April Pipkins holds a photograph of her deceased son, Emantic "EJ" Bradford Jr., during an interview in Birmingham on Nov. 27, 2018.
April Pipkins holds a photograph of her deceased son, Emantic "EJ" Bradford Jr., during an interview in Birmingham on Nov. 27, 2018.Jay Reeves / AP file

The mother of an Alabama man fatally shot last year by police inside a mall outside of Birmingham is suing the officer who killed him.

April Pipkins, the mother of Emantic "EJ" Bradford Jr., filed the suit against the unnamed Hoover Police Department officer and the city saying her son's constitutional rights were violated when he was gunned down at Riverchase Galleria mall.

Bradford, who was in the Army and had goals of becoming a combat engineer, was shot and killed on Nov. 22, 2018, following a shooting in the mall involving someone else.

The suit was filed in the Northern District of Alabama on Friday — the one-year anniversary of Bradford's death.

The 21-year-old Bradford initially started running, along with other shoppers, after shots rang out at the mall, the suit states.

When he saw a teenager had been shot, Bradford drew his weapon and walked toward the location of the shooting to "try to protect people and assist the victim," according to the lawsuit. Alabama is a concealed carry state with a state pistol permit, which Bradford had.

Two Hoover officers working as mall security went to investigate the shooting and one of the officers immediately fired "upon observing Bradford, a young black male with a handgun," the suit states. The second officer did not fire his weapon at Bradford.

The lawsuit says the officer who shot Bradford was "in violation of standard police procedure and training" when he failed to issue verbal commands and "did not verify whether Bradford posed as a threat.

Bradford was shot three times from behind — in the head, neck and lower back. A medical examiner said he died from an injury to the brain caused by a bullet. He was never provided medical aid by the officers, according to the lawsuit.

The suit states that the officer's "primary duty was to eliminate any threat to innocent civilians and first responders, not to kill them."

In February, State Attorney General Steve Marshall said his investigation into the shooting found that the officer did not break the law and he would not be charged in Bradford's death.

The attorney general's report stated that the officer mistakenly believed Bradford was the shooter when he saw Bradford running toward the scene holding a gun.

The Hoover Police Department never identified the involved officer. They did not return NBC News' request for comment.

The lawsuit also accuses the city of Hoover of falsely claiming Bradford was the shooter. Officers initially classified him as a "threat" but later corrected themselves.

The actual shooter, Erron Brown, 20, was later arrested and charged with attempted murder.

Pipkins is suing for wrongful death, excessive force and unlawful seizure.
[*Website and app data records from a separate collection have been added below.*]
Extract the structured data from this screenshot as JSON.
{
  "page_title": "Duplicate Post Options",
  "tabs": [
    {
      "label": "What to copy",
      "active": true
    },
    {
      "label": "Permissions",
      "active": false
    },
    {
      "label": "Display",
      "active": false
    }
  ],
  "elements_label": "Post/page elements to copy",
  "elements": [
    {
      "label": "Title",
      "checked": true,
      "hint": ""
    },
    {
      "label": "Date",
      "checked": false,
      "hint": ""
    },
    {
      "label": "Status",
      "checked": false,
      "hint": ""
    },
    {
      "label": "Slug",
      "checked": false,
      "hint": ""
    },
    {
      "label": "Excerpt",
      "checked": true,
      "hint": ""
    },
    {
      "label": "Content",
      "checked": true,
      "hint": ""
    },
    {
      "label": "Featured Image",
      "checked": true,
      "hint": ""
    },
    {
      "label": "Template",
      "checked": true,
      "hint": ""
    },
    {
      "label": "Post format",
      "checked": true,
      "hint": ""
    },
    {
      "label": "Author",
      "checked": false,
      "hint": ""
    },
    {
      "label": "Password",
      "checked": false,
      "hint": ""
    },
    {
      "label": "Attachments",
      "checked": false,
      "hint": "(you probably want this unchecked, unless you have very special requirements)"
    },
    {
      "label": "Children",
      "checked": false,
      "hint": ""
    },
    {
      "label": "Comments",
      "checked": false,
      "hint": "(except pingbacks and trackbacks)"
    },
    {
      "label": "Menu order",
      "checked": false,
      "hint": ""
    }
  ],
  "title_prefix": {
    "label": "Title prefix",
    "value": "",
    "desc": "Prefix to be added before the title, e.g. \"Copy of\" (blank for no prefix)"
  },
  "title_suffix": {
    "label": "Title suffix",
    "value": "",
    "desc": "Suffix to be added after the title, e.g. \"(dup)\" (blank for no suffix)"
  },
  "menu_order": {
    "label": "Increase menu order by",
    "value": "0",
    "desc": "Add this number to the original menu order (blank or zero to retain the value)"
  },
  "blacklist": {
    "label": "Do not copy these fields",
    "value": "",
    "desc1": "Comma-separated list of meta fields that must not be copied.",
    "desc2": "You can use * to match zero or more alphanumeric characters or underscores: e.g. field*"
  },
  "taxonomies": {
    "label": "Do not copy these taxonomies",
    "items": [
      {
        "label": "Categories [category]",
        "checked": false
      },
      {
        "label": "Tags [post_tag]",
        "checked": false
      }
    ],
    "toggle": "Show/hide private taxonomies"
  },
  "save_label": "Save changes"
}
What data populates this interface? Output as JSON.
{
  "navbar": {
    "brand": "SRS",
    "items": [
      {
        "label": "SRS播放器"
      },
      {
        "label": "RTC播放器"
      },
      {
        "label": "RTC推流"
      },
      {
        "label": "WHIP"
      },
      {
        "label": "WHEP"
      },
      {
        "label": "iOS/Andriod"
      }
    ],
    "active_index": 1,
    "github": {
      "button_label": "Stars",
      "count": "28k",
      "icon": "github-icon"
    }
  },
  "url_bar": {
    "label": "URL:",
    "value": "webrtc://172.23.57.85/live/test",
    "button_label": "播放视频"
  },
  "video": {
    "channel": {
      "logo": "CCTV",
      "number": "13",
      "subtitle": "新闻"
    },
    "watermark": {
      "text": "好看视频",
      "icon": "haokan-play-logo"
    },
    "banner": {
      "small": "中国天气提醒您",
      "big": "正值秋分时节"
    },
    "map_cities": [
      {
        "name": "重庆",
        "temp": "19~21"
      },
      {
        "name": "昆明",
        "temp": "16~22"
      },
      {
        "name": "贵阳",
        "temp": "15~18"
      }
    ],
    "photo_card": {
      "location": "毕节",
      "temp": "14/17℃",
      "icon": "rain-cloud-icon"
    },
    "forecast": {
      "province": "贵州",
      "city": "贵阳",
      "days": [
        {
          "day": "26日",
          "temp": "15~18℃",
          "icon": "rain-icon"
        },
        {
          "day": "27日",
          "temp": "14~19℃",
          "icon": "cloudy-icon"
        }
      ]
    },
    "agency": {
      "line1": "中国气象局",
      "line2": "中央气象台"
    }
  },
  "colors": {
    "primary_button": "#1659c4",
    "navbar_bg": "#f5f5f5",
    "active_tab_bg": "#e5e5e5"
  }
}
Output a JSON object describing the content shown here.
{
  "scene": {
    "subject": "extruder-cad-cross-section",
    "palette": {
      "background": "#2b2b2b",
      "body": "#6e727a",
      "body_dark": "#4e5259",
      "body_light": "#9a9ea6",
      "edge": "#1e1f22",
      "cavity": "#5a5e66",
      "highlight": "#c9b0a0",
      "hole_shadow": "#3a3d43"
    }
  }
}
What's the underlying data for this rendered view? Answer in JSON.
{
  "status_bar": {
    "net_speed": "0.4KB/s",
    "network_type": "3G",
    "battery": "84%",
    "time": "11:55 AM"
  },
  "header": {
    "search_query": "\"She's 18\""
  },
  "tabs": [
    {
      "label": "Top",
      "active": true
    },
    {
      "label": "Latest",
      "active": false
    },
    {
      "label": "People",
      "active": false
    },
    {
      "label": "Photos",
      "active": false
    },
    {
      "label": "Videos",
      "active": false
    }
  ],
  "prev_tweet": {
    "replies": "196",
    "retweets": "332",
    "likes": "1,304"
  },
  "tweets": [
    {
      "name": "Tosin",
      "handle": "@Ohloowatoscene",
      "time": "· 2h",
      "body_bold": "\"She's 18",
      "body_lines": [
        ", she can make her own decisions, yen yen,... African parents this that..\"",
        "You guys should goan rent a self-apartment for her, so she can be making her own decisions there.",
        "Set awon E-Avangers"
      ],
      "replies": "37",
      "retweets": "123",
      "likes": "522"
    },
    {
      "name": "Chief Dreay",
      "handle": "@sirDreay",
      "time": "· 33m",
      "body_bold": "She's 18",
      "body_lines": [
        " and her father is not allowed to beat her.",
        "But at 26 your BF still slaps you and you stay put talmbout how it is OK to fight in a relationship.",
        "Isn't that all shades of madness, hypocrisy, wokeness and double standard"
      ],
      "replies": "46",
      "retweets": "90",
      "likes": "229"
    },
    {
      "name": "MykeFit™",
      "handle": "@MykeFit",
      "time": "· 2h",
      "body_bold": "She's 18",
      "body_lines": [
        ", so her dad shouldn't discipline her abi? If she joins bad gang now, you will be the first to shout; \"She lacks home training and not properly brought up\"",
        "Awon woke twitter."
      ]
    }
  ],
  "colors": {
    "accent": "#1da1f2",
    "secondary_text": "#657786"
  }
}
She is seeking unspecified damages and fees.

"This lawsuit is to bring change so that no other mother or father has to go through this," she said at a news conference Friday. "And it is my God-given duty to stand up and fight for what's right."

Bradford's father, who retired from the Birmingham Police Department, said his son's death is a "hard pill for me to swallow."

"I think about my son every day," Emantic Sr. said. "When you are sworn to protect and serve that's what you need to do. You never gave my son a warning. You just assumed and assessed the situation in a bad way."